_WHAT THE TASK REQUIRES_.
Check each line of the data for "label" and select those that have it.

Excerpts from an interface dataset
┄┄┄┄┄┄┄┄┄┄┄┄┄┄┄┄┄┄┄┄

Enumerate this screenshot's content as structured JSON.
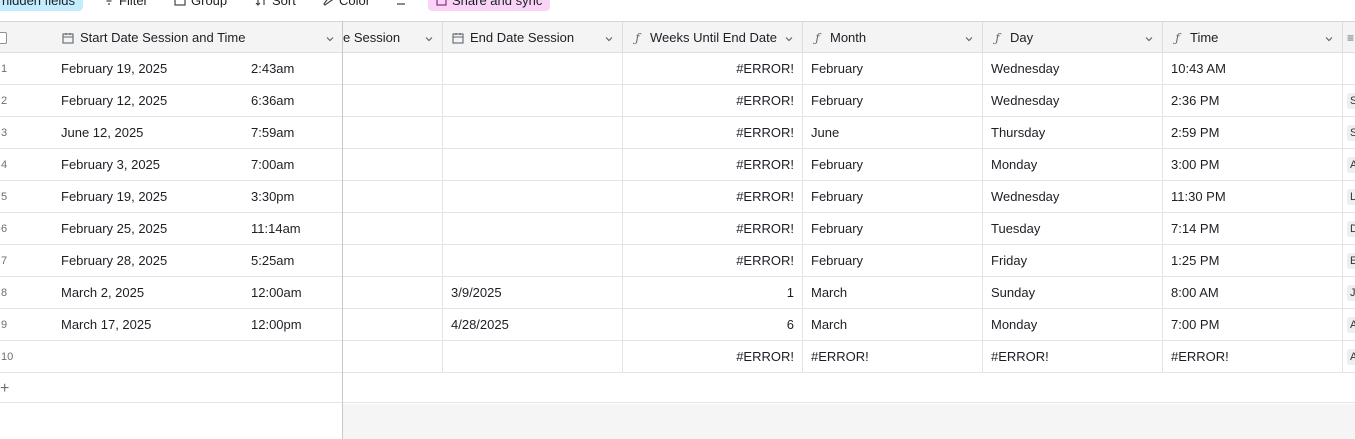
{
  "toolbar": {
    "hidden_fields": "hidden fields",
    "filter": "Filter",
    "group": "Group",
    "sort": "Sort",
    "color": "Color",
    "share_sync": "Share and sync"
  },
  "columns": [
    {
      "label": "Start Date Session and Time",
      "icon": "calendar-icon"
    },
    {
      "label": "e Session",
      "icon": ""
    },
    {
      "label": "End Date Session",
      "icon": "calendar-icon"
    },
    {
      "label": "Weeks Until End Date",
      "icon": "formula-icon"
    },
    {
      "label": "Month",
      "icon": "formula-icon"
    },
    {
      "label": "Day",
      "icon": "formula-icon"
    },
    {
      "label": "Time",
      "icon": "formula-icon"
    }
  ],
  "rows": [
    {
      "n": "1",
      "start_date": "February 19, 2025",
      "start_time": "2:43am",
      "session": "",
      "end_date": "",
      "weeks": "#ERROR!",
      "month": "February",
      "day": "Wednesday",
      "time": "10:43 AM",
      "tag": ""
    },
    {
      "n": "2",
      "start_date": "February 12, 2025",
      "start_time": "6:36am",
      "session": "",
      "end_date": "",
      "weeks": "#ERROR!",
      "month": "February",
      "day": "Wednesday",
      "time": "2:36 PM",
      "tag": "S"
    },
    {
      "n": "3",
      "start_date": "June 12, 2025",
      "start_time": "7:59am",
      "session": "",
      "end_date": "",
      "weeks": "#ERROR!",
      "month": "June",
      "day": "Thursday",
      "time": "2:59 PM",
      "tag": "S"
    },
    {
      "n": "4",
      "start_date": "February 3, 2025",
      "start_time": "7:00am",
      "session": "",
      "end_date": "",
      "weeks": "#ERROR!",
      "month": "February",
      "day": "Monday",
      "time": "3:00 PM",
      "tag": "A"
    },
    {
      "n": "5",
      "start_date": "February 19, 2025",
      "start_time": "3:30pm",
      "session": "",
      "end_date": "",
      "weeks": "#ERROR!",
      "month": "February",
      "day": "Wednesday",
      "time": "11:30 PM",
      "tag": "L"
    },
    {
      "n": "6",
      "start_date": "February 25, 2025",
      "start_time": "11:14am",
      "session": "",
      "end_date": "",
      "weeks": "#ERROR!",
      "month": "February",
      "day": "Tuesday",
      "time": "7:14 PM",
      "tag": "D"
    },
    {
      "n": "7",
      "start_date": "February 28, 2025",
      "start_time": "5:25am",
      "session": "",
      "end_date": "",
      "weeks": "#ERROR!",
      "month": "February",
      "day": "Friday",
      "time": "1:25 PM",
      "tag": "E"
    },
    {
      "n": "8",
      "start_date": "March 2, 2025",
      "start_time": "12:00am",
      "session": "",
      "end_date": "3/9/2025",
      "weeks": "1",
      "month": "March",
      "day": "Sunday",
      "time": "8:00 AM",
      "tag": "J"
    },
    {
      "n": "9",
      "start_date": "March 17, 2025",
      "start_time": "12:00pm",
      "session": "",
      "end_date": "4/28/2025",
      "weeks": "6",
      "month": "March",
      "day": "Monday",
      "time": "7:00 PM",
      "tag": "A"
    },
    {
      "n": "10",
      "start_date": "",
      "start_time": "",
      "session": "",
      "end_date": "",
      "weeks": "#ERROR!",
      "month": "#ERROR!",
      "day": "#ERROR!",
      "time": "#ERROR!",
      "tag": "A"
    }
  ],
  "add_row": "+"
}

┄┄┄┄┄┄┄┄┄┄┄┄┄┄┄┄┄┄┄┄

_SOLVED EXERCISE_.
      "label": "Start Date Session and Time",
      "label": "e Session",
      "label": "End Date Session",
      "label": "Weeks Until End Date",
      "label": "Month",
      "label": "Day",
      "label": "Time",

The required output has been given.